Quantum Threats Looming
Just as free world militaries are moving toward a convergence of cyberspace, electronic warfare and signals intelligence, the dividing lines that define cyberthreats are disappearing as U.S. adversaries join forces against common targets. Nation-states now are cooperating with cyber criminals and hackers to pursue similar goals. Being motivated by either politics or profit is no drawback to the unholy alliance forming worldwide in cyberspace.
SDN, BYOA, VDI. This alphabet soup of technologies and approaches has complicated U.S. Defense Department networks.
Trends such as bring your own device (BYOD), bring your own application (BYOA), software-defined networking (SDN) and virtual desktop infrastructure (VDI) have dramatically increased network vulnerabilities, where failures, slowdowns or breaches can cause great damage. For the military, specifically, such occurrences can be serious and mission altering, exposing incredibly sensitive data.
Millions of student, staff and faculty email addresses and passwords from 300 of the largest universities in the United States have been stolen and are being circulated by cyber criminals on the dark web, according to a recent report.
Hacktivists, scam artists and even terrorists intend to sell, trade or just give away the addresses and passwords, said the Digital Citizens Alliance report.
The comment deadline is Monday for changes introduced to the National Institute of Standards and Technology (NIST) draft update to its Framework for Improving Critical Infrastructure Cybersecurity.
The proposed update aims to further develop voluntary guidelines for organizations to reduce cybersecurity risks. It provides details on managing cyber supply chain risks, clarifies key terms and introduces measurement methods for cybersecurity, the agency states.
The Northrop Grumman Foundation awarded $50,000 in scholarships to high school teams that excelled at the CyberPatriot IX National Finals Competition this week in Baltimore.
The CyberPatriot IX finals featured 28 high school and middle school teams that defended virtual networks and mobile devices from a professional aggressor team. The competition drew a record 4,404 teams, a 30 percent increase over last year, according to a press release.
Increasingly, cyberattackers have been leveraging “non-malware” attack methods to target vulnerable organizations. Recently, the Carbon Black Threat Research Team was alerted about such an attack by a partner’s incident response (IR) team. The attack ultimately compromised accounts and stole research and intellectual property.
In this specific attack, a malicious Excel document was used to create a PowerShell script, which then used the Domain Name System (DNS) to communicate with an Internet Command and Control (C2) server.
This attack method prompts three key questions for organizations looking to defend themselves against non-malware attacks, namely:
Women comprise just 11 percent of the information security work force, and despite being more educated than men in the field, hold fewer senior-level positions and earn less money, new research shows. Female representation in the industry also has remained unchanged since 2013, according to the Center for Cyber Safety and Education’s Women in Cybersecurity report.

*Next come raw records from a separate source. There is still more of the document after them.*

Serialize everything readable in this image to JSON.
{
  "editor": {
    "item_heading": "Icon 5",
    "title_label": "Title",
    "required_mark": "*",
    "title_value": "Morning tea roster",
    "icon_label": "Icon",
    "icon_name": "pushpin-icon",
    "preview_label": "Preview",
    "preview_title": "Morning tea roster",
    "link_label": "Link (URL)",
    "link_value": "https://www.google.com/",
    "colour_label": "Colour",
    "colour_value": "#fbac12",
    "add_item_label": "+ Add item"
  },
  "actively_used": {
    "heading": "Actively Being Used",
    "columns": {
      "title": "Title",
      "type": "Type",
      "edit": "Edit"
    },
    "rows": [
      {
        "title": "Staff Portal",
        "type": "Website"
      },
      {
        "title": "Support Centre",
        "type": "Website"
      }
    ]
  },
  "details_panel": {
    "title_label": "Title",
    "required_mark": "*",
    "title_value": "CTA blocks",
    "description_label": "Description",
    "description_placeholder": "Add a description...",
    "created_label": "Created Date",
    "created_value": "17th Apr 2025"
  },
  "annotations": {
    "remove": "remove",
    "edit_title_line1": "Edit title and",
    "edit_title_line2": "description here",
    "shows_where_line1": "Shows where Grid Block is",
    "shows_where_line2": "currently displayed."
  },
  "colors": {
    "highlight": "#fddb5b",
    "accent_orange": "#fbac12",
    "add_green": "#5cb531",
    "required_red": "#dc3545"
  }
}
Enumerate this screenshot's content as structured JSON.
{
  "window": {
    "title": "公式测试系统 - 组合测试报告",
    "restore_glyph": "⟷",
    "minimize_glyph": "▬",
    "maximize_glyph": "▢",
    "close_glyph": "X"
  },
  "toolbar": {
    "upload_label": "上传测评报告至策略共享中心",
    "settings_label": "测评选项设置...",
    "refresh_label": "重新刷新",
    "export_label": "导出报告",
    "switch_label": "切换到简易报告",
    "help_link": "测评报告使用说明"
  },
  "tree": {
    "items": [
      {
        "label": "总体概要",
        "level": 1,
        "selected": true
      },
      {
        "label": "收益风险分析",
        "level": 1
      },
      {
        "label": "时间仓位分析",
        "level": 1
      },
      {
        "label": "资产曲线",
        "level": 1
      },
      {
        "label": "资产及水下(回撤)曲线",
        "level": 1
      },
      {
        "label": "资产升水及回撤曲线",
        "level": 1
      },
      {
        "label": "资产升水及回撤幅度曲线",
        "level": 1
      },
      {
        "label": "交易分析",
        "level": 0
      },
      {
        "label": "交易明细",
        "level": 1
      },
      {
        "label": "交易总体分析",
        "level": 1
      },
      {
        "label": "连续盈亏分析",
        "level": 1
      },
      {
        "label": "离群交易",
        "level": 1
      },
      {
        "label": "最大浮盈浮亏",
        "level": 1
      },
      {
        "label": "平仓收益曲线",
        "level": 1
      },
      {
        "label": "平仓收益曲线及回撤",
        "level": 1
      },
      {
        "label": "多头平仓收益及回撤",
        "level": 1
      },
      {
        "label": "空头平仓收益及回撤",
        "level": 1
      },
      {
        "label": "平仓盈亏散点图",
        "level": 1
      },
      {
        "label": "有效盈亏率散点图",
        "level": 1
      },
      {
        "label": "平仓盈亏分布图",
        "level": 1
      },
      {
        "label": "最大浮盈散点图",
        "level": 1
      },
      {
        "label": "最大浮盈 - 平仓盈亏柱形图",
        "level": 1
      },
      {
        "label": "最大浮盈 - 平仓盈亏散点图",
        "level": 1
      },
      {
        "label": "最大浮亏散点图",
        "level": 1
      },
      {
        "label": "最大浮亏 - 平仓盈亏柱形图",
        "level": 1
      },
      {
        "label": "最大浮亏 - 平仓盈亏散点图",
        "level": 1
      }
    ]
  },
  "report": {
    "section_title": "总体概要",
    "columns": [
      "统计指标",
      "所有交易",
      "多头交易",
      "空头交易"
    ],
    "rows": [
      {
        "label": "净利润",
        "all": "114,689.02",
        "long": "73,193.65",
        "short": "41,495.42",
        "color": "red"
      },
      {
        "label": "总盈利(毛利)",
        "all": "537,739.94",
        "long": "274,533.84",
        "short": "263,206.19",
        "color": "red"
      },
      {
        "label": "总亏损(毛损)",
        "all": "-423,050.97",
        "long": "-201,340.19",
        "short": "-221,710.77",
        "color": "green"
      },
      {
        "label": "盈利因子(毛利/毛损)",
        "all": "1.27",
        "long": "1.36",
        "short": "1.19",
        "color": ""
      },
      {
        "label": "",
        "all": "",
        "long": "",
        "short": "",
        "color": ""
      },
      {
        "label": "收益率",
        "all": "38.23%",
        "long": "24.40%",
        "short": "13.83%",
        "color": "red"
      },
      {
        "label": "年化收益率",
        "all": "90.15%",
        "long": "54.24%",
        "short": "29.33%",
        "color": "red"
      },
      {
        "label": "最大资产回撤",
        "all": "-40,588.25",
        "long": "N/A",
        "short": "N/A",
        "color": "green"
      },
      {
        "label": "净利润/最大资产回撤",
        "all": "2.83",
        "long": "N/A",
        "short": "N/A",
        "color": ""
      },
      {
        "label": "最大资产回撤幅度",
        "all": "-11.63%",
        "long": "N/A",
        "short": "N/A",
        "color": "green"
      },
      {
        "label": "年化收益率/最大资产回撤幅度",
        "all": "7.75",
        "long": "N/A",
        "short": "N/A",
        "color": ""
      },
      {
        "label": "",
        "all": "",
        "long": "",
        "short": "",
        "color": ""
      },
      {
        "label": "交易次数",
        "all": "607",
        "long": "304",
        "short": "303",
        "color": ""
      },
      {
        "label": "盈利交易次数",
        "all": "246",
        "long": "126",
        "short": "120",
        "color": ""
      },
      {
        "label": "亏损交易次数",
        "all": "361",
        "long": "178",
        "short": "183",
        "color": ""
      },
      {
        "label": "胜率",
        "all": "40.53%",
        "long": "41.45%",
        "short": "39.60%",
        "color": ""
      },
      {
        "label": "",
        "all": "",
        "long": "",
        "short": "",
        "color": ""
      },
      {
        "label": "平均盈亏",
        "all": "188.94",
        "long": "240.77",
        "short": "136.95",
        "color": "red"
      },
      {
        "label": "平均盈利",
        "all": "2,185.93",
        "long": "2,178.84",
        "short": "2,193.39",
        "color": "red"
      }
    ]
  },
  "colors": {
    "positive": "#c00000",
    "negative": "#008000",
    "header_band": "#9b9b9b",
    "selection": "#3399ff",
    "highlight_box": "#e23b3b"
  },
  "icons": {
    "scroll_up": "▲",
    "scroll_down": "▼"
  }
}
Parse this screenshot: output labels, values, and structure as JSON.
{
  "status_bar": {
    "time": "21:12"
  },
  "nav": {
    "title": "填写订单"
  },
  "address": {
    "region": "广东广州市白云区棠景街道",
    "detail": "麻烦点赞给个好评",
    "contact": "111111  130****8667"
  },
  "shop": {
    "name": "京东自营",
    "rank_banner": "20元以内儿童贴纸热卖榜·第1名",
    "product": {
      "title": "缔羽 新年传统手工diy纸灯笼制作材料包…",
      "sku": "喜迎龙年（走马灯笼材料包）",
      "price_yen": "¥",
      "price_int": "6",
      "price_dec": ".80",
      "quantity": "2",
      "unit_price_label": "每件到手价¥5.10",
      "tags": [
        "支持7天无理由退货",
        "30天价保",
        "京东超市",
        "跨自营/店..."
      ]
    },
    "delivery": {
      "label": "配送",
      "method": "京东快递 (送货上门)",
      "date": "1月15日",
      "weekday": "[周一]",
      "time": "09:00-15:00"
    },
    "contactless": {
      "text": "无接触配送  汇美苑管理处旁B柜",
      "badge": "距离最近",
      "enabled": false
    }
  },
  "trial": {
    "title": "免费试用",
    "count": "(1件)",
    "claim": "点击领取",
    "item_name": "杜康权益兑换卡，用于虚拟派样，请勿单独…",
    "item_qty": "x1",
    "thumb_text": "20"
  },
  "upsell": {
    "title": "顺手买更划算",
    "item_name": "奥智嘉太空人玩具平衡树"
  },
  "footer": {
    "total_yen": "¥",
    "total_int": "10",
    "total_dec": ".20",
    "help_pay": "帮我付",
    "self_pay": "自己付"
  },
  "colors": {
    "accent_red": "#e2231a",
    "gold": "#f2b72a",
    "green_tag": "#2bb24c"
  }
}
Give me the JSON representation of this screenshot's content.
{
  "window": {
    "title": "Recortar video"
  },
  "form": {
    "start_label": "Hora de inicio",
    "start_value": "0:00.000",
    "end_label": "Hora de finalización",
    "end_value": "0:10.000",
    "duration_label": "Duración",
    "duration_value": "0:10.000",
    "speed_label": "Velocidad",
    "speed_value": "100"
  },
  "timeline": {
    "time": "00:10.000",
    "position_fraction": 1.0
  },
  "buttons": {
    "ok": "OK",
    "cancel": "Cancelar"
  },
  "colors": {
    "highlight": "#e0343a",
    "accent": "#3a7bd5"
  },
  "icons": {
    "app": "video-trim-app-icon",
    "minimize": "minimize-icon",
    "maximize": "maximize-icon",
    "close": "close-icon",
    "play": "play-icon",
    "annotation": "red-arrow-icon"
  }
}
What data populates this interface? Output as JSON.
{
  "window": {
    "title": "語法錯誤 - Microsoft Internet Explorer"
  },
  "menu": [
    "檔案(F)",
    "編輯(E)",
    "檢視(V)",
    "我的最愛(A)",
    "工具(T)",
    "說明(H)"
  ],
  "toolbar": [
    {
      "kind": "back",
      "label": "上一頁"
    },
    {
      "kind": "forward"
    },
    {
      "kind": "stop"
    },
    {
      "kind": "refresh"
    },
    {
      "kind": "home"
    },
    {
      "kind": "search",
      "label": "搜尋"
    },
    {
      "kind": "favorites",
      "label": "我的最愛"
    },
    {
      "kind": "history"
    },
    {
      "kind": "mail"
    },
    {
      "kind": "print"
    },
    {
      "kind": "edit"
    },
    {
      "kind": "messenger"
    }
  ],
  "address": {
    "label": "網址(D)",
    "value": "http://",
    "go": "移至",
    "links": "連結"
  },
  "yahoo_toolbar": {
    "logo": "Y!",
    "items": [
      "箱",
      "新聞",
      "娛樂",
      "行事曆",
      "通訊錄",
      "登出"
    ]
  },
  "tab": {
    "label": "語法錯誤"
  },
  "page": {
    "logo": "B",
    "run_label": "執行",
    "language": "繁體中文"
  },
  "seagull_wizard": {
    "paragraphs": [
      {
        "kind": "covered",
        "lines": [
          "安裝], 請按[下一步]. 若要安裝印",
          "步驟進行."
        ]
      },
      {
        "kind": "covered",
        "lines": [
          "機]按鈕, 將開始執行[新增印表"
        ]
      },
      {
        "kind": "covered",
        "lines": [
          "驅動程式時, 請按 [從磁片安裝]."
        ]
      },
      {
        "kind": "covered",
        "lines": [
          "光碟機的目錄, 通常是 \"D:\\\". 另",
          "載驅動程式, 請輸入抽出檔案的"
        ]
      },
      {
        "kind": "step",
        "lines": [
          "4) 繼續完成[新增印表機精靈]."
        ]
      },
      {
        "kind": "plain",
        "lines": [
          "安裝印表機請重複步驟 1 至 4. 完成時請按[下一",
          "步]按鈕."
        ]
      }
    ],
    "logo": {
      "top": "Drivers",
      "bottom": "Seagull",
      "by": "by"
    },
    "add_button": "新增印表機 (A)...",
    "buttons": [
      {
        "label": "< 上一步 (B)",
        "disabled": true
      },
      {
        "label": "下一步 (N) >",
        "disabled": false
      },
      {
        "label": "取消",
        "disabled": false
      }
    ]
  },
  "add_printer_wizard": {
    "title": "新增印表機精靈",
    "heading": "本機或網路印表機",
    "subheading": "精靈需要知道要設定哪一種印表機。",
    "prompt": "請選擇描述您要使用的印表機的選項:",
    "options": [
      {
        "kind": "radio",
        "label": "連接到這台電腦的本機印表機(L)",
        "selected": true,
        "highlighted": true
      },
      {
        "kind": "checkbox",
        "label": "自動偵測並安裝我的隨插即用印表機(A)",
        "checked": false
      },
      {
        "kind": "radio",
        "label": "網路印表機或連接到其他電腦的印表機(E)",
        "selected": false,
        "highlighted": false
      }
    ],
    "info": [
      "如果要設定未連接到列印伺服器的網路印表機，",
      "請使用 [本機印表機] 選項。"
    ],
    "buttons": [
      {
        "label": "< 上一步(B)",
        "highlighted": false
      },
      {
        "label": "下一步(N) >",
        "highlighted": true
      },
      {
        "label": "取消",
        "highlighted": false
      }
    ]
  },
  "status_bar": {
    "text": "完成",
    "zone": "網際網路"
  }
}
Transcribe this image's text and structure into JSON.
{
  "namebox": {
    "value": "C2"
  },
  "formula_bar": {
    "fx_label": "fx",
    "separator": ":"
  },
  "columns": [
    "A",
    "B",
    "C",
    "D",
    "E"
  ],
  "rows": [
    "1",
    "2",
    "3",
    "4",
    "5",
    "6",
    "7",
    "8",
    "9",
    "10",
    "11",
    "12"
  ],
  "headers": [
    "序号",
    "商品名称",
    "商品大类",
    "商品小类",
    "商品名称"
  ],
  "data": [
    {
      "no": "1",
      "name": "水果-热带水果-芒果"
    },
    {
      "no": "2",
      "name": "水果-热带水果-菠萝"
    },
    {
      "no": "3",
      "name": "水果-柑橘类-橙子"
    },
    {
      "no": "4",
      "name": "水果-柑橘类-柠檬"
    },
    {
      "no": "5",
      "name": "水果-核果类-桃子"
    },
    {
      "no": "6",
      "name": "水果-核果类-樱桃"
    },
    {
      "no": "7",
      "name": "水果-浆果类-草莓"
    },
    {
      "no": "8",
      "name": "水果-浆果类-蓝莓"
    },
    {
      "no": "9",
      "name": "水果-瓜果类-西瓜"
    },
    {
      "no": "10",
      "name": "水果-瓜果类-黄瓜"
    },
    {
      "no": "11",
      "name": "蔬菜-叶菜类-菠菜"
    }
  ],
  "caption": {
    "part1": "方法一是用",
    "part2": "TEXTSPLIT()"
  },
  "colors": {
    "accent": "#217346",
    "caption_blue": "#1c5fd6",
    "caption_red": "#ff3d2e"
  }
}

As the Internet of Things, or IoT, steadily migrates from fantasy to reality, the accompanying cybersecurity challenges posed by billions of connected devices have become not only evident, but a leading concern for federal technologists.
The lack of IoT security tops a list of critical concerns for surveyed professionals wrestling to address the challenges increasingly front and center as the sheer number of connected devices and sensors grows, according to results of a recent Brocade survey.
The U.S. government took a vital tangible step toward clearly defining rules of cyber war when the Department of Justice unsealed an indictment on March 15 accusing two operatives of Russia’s Federal Security Service (FSB) and two hired computer hackers of being behind last year's massive cyber breach of Yahoo.